__To do__. Among the lines below, count those with "value". Give the total alone.
** Opening Dataset records block **
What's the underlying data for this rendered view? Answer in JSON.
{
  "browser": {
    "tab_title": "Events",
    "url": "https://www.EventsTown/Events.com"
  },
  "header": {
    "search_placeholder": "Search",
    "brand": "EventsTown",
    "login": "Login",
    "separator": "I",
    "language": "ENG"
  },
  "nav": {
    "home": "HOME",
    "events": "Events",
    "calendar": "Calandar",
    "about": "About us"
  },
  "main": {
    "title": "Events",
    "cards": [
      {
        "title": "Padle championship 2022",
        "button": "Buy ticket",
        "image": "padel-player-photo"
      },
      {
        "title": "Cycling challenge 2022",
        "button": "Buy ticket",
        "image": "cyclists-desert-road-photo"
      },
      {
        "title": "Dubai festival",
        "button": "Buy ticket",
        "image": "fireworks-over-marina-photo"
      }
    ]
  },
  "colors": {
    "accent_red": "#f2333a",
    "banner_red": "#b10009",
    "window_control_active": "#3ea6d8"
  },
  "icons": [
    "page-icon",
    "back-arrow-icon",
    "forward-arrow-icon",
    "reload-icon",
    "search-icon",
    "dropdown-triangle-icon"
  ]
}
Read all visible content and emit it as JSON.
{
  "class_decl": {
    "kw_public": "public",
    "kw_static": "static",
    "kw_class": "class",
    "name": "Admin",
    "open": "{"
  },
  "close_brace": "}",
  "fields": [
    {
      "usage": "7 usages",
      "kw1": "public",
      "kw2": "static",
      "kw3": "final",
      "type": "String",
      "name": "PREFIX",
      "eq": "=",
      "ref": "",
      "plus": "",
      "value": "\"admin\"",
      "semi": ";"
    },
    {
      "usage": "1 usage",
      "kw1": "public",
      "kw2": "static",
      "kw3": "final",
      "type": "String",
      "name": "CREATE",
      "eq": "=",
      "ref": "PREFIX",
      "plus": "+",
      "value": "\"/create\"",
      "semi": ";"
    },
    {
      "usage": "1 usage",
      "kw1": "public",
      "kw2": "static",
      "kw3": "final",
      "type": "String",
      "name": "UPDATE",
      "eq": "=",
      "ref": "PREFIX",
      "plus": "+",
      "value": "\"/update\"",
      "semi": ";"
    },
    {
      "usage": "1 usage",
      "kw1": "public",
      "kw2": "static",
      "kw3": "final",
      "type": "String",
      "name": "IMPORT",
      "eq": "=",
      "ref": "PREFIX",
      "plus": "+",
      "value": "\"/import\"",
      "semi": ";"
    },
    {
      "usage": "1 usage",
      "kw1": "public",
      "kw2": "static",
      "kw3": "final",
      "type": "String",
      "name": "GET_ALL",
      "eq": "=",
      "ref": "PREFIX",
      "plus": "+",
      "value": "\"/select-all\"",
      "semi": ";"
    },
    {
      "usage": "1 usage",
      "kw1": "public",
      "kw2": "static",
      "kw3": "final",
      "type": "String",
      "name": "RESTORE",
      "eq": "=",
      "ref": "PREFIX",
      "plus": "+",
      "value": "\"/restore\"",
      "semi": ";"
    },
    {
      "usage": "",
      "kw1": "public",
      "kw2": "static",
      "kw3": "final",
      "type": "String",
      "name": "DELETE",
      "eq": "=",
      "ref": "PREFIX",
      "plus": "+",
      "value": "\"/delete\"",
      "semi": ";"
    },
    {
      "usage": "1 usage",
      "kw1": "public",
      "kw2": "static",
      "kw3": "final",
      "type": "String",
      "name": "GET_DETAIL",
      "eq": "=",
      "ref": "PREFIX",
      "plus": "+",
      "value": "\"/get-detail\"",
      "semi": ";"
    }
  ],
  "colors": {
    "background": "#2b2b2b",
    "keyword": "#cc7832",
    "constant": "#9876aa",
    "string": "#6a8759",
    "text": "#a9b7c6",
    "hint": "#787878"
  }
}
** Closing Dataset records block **
__Solution for this problem__. 8